“I think the best way to succeed in a collaboration is to employ honesty, openness and a willingness to share. The flipside of that is just because collaborators are in the same business as you doesn’t mean they can’t also be your friend. In the end, we’re all here to do wonderful things for good customers, and the more you can collaborate to create satisfied customers, the more successful you all will be.
It’s a part of our business model to partner with other companies in town for certain aspects of the remodels that we do.
I learned years ago to play to your core competencies, and the corollary to that is that if it’s not your core competency, then you should make it a point to hire someone who does specialize in this area. You’ll be better off in the long run, and your client will be, too.
In other words, knowing everything there is to know about tile on top of everything there is to know about kitchen design dilutes our core ability.
It’s like a restaurant kitchen. You have a sous chef and a pastry chef and the overall chef who is responsible for the end result that goes out. But that person alone cannot create the whole gourmet meal – it’s a group effort.”
Megan Landry, owner/designer
Santa Barbara, CA
“The best way is to spread the success and the wealth to everybody involved and make sure they get their just due at the end of the project. That way, nobody takes all the glory.
There should also be as much communication as is allowable. You want to make sure that there’s a [point person] who takes ultimate responsibility for the project, but all the other parties should have their say and should get to have some glory in the end. That way nobody’s ego is hurt, and if everybody knows that they’re sharing in the credit, you can accomplish more and can ultimately do the overall project better.
If the glory is spread between all the parties involved, then I think everything will be more likely to remain on a friendly basis.”
David DuPree, vice president
Modern Kitchens & Baths
St. Louis, MO
“We deal with everyone pretty much on the same level and I think that’s pretty important. In any profession, you have to treat everyone with respect, and listen to their needs at all times.

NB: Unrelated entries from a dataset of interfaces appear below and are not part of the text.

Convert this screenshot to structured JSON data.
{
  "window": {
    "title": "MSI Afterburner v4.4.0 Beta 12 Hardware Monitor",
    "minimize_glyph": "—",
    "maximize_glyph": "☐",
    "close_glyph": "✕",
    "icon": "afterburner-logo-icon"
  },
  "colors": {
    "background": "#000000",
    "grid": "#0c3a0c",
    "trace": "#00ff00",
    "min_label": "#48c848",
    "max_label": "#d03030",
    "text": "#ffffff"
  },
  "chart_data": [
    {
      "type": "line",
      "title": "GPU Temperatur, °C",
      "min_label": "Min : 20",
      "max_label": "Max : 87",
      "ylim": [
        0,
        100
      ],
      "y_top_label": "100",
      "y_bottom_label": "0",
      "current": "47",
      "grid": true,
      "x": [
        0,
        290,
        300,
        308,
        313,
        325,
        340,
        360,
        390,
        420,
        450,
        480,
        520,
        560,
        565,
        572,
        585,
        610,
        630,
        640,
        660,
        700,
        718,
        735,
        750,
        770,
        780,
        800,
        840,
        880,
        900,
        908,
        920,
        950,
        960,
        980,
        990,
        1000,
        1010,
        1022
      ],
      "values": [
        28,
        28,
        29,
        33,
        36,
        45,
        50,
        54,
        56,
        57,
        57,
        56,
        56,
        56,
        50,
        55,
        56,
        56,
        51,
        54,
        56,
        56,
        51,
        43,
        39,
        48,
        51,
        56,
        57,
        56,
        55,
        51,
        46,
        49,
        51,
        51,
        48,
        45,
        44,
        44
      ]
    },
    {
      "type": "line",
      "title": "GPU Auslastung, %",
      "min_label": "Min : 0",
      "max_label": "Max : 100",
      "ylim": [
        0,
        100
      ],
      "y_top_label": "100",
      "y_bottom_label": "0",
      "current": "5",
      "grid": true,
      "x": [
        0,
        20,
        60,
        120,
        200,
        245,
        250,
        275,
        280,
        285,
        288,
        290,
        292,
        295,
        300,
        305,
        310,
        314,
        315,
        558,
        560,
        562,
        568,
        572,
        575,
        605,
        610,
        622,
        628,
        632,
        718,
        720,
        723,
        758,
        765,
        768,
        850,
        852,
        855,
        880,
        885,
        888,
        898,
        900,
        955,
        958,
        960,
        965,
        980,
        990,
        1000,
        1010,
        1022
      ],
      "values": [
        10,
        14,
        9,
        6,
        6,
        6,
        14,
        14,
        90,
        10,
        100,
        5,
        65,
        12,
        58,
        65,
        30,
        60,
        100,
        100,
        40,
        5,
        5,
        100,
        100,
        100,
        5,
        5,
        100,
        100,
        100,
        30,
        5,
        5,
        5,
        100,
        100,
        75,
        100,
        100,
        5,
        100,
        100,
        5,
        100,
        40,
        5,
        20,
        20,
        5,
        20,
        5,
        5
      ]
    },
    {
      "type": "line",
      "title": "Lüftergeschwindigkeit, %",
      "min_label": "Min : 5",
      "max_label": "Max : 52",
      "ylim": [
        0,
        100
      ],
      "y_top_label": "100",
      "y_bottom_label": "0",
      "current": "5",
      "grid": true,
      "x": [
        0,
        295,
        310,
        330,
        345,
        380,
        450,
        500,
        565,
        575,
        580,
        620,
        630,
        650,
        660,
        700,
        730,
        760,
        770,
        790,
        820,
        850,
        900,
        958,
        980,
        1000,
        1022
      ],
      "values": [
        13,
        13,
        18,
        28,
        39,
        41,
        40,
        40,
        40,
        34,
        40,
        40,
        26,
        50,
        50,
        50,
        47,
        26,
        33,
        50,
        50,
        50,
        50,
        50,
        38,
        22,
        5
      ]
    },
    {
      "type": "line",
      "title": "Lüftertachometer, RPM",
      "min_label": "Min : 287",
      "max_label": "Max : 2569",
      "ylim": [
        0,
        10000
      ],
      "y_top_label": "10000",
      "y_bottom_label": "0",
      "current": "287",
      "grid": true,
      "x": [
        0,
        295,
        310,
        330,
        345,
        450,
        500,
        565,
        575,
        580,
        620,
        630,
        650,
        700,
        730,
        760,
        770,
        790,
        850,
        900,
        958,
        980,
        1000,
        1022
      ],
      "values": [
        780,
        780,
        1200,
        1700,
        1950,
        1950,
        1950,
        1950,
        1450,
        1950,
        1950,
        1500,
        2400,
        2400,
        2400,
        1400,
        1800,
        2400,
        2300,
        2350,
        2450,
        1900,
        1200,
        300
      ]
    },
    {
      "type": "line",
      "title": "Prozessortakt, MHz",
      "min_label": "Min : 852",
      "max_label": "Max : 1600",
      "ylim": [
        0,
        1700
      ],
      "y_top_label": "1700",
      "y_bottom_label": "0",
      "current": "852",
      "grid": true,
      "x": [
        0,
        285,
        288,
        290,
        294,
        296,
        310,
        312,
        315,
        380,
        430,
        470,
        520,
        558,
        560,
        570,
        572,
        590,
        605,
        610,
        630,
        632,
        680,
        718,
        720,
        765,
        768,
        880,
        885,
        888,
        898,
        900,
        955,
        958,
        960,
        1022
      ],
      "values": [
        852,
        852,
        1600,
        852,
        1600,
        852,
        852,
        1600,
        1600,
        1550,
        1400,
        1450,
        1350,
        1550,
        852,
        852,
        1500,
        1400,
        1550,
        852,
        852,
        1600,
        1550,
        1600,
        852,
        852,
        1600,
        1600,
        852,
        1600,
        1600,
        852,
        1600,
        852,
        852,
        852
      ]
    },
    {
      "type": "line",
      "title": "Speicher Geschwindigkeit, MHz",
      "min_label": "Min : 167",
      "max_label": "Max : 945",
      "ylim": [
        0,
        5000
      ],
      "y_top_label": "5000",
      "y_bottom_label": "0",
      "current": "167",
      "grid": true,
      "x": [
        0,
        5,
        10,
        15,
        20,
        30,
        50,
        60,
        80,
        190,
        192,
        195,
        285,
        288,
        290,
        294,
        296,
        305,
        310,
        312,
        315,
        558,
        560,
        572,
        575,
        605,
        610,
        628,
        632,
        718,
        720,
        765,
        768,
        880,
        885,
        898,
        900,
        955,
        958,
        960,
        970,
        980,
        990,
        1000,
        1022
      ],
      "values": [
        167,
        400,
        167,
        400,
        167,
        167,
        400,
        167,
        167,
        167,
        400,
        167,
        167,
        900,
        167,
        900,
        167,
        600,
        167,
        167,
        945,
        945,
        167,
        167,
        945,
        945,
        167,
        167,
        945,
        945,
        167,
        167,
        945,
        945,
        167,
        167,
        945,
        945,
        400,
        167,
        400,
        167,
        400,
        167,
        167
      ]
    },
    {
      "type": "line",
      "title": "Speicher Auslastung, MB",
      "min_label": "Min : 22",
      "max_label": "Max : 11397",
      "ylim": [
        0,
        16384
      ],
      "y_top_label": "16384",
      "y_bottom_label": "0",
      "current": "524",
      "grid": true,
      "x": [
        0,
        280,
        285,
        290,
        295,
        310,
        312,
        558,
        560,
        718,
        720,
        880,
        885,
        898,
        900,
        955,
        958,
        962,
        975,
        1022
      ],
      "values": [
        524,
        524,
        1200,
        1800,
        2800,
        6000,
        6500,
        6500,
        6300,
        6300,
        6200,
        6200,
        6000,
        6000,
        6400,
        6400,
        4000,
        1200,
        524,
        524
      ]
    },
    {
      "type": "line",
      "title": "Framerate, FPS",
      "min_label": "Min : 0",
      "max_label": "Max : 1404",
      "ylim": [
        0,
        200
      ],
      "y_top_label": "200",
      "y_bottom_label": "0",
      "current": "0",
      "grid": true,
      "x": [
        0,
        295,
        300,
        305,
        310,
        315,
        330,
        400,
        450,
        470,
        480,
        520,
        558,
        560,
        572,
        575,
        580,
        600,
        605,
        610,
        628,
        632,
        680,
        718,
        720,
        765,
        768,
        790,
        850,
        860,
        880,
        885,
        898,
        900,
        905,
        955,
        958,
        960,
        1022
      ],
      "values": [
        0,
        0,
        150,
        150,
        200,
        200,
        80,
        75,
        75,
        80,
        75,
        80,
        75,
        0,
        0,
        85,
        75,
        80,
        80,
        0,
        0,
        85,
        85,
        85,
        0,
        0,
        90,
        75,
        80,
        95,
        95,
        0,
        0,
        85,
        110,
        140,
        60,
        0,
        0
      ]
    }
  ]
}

You can always learn from other people. You learn from their experiences and what they’ve done, as long as they’re willing to share their knowledge with you.

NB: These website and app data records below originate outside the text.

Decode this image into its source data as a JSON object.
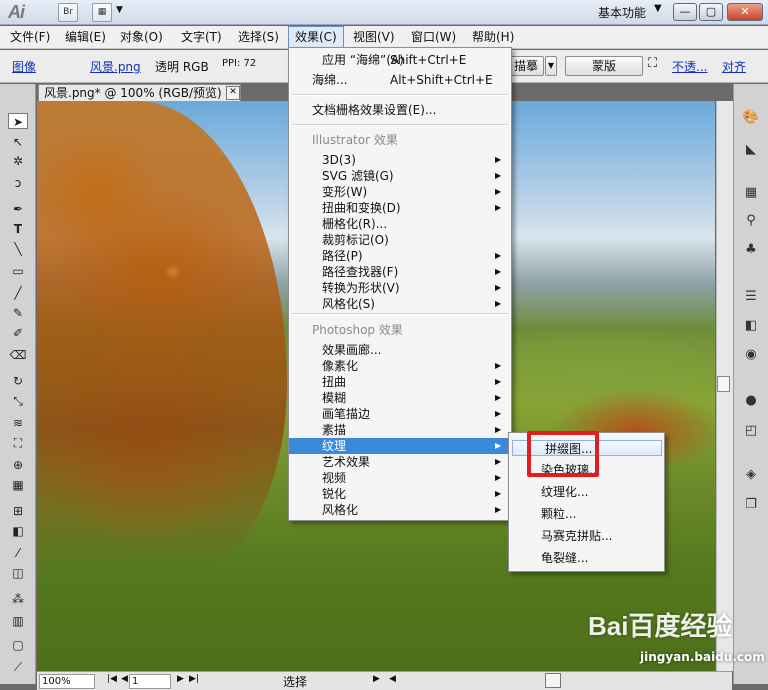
{
  "titlebar": {
    "logo": "Ai",
    "br_label": "Br",
    "workspace": "基本功能",
    "dropdown_arrow": "▼",
    "min_icon": "—",
    "restore_icon": "▢",
    "close_icon": "✕"
  },
  "menubar": {
    "items": [
      "文件(F)",
      "编辑(E)",
      "对象(O)",
      "文字(T)",
      "选择(S)",
      "效果(C)",
      "视图(V)",
      "窗口(W)",
      "帮助(H)"
    ]
  },
  "controlbar": {
    "image": "图像",
    "file": "风景.png",
    "mode": "透明 RGB",
    "ppi": "PPI: 72",
    "trace": "描摹",
    "mask": "蒙版",
    "opacity": "不透...",
    "align": "对齐"
  },
  "document": {
    "tab_title": "风景.png* @ 100% (RGB/预览)",
    "close_icon": "✕"
  },
  "statusbar": {
    "zoom": "100%",
    "page": "1",
    "tool": "选择"
  },
  "effect_menu": {
    "apply_last": {
      "label": "应用 “海绵”(A)",
      "shortcut": "Shift+Ctrl+E"
    },
    "last_effect": {
      "label": "海绵...",
      "shortcut": "Alt+Shift+Ctrl+E"
    },
    "doc_raster": "文档栅格效果设置(E)...",
    "illustrator_header": "Illustrator 效果",
    "illustrator_items": [
      "3D(3)",
      "SVG 滤镜(G)",
      "变形(W)",
      "扭曲和变换(D)",
      "栅格化(R)...",
      "裁剪标记(O)",
      "路径(P)",
      "路径查找器(F)",
      "转换为形状(V)",
      "风格化(S)"
    ],
    "illustrator_arrows": [
      true,
      true,
      true,
      true,
      false,
      false,
      true,
      true,
      true,
      true
    ],
    "photoshop_header": "Photoshop 效果",
    "photoshop_items": [
      "效果画廊...",
      "像素化",
      "扭曲",
      "模糊",
      "画笔描边",
      "素描",
      "纹理",
      "艺术效果",
      "视频",
      "锐化",
      "风格化"
    ],
    "photoshop_arrows": [
      false,
      true,
      true,
      true,
      true,
      true,
      true,
      true,
      true,
      true,
      true
    ],
    "highlighted": "纹理"
  },
  "texture_submenu": {
    "items": [
      "拼缀图...",
      "染色玻璃...",
      "纹理化...",
      "颗粒...",
      "马赛克拼贴...",
      "龟裂缝..."
    ],
    "highlighted": "拼缀图..."
  },
  "watermark": {
    "brand": "Bai百度经验",
    "url": "jingyan.baidu.com"
  },
  "colors": {
    "menu_highlight": "#3b8ad9",
    "annotation_red": "#e02020"
  }
}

I think everything I’ve ever learned in this industry has been from other people. Of course, you learn your basics in a classroom, but when you get to the ‘nitty gritty’ stuff, you really do learn it on the job site. If you’re able to work with somebody on a project, then you really learn a lot. If you deal with any professional in this industry, take advantage of it.
Anybody that you can work with who’s a complete expert on any aspect of this industry is going to teach you a tremendous amount. You just have to be open. You can’t just take the stance that you know everything. Once you feel you know everything, you probably won’t learn anymore no matter what you try.”

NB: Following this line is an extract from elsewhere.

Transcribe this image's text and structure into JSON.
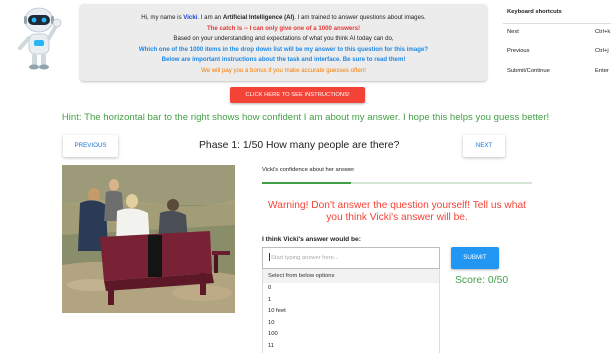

Heather Alton, president
New England Kitchens and Baths
“Good communication, whether it’s verbal or written documentation on the blueprints or floorplans, is important in working with allied professionals.
I think there needs to be a designated leader of the project, whoever that may be. You’ve got to have one person in charge. It just depends on who’s bringing the project in and who’s in charge of the project. That will keep the focus on the project and keep it going in the right direction.
Therefore, when you bring in consultants – such as if we brought in an engineer to tell us whether a wall could be torn down or not – then we’re asking for their input and their advice, [but we make it clear] that they’re not running the project.”
Stuart Harle, ASID, designer
Showcase Kitchen and Baths Inc.
“I would believe that the best way is just networking with your fellow NKBA members. You need to try to attend all the chapter meetings. I think it’s important to get involved as far as becoming an officer if you have time. There are a lot of local organizations you can join in your community, like the Better Business Bureau. You can join the Chamber of Commerce and just network with your fellow associates that are in your community.
I think you have to decide what your specific target market is. There are many avenues you can take to do this, but you need to know what market you want to be in [so you can attract professionals to collaborate with who are in that market].
I think it’s a good idea to stay in touch with associates at other kitchen and bath firms, too. These people may be your competitors, but it doesn’t hurt to have a friendship with them. Through that friendship, you can feel the pace of the economy – if their business slows, it’s likely yours will also slow down.
There are many avenues you can take to network with people, and networking helps you find the best collaborators for your projects.”
Kathy Owens, CKD, designer
Kathy’s Designer Kitchens